About the Project

The Calvin Mars Rover Design Team was started in September of 2018 by freshmen Sam Dare and Fenton Lawler. Both had FIRST Robotics Competition experience. Sam had led team 4256 in St. Louis, Missouri, and Fenton had led team 503, in Novi, Michigan. Both felt Calvin College was seriously missing something from their engineering curriculum – extracurricular design teams. Fenton and Sam looked at a variety of college level design competitions, but they ultimately settled on the University Rover Challenge for a variety of reasons.

First, both had a large interest in space. This was the time when Elon Musk was unveiling part after part of his Mars transportation system and blowing engineers away with SpaceX’s BFR. Mars exploration seemed like a problem not enough people talk about because people for the most part see it as much further down the line than it is in actuality. With a space themed design team at Calvin, we can get people to wrap their minds around one day settling on the red planet.

Also, the University Rover Challenge is hard. It is designed, according to the Mars Society, to seem impossible to college students. Through hard work and dedication, though, such tasks are possible. Unlike a lot of other design challenges, this one more or less has the team completely redesign their project every single year, meaning it should stay fresh for years of Calvin students to come.

The Mars Rover Team was specifically created to compete in the annual University Rover Challenge (URC) hosted by The Mars Society. The Mars Society is an international nonprofit organization that seeks to encourage space exploration and technologies. They hold this competition every summer at their analogue desert research station in Utah.

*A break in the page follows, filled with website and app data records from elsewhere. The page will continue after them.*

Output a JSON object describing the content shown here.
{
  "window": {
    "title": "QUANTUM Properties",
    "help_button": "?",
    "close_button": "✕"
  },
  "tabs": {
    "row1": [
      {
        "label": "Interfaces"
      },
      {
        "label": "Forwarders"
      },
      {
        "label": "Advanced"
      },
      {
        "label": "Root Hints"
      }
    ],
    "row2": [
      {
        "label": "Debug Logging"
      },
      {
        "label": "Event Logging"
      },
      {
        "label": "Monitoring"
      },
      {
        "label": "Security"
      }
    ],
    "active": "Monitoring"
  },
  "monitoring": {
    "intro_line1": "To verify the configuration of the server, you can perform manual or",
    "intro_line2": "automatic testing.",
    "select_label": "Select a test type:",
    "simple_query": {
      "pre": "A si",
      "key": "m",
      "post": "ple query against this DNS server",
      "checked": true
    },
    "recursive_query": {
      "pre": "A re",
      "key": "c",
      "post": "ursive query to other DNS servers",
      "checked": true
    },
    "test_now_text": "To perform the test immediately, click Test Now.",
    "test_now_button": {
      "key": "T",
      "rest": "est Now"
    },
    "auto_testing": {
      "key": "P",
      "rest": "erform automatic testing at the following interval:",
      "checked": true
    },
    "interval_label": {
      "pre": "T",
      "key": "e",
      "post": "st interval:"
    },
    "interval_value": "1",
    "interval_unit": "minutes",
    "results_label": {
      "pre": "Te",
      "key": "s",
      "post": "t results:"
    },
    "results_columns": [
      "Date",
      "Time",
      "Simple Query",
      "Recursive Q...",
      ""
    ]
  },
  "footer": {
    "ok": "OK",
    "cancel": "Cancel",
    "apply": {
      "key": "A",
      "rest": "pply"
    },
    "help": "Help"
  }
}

The competition is to “Design and build the next generation of Mars rovers that will one day work alongside human explorers in the field” (The Mars Society). The competition is in its 10th year of operation, and has been attended by around 200 universities, including teams from Europe and Canada.

The URC was created for students to design, construct, and test a remote controlled rover capable of completing specific tasks. The rover will be judged by the Mars Society on its successful completion of these challenges. Challenges of past competitions include; a site survey task, a sample return task, an astronaut assistance task, an equipment servicing task, and a team presentation. Certain aspects of the rover have been consistent from year to year and will serve as principle design features of the rover; however, each year a new set of challenges is chosen.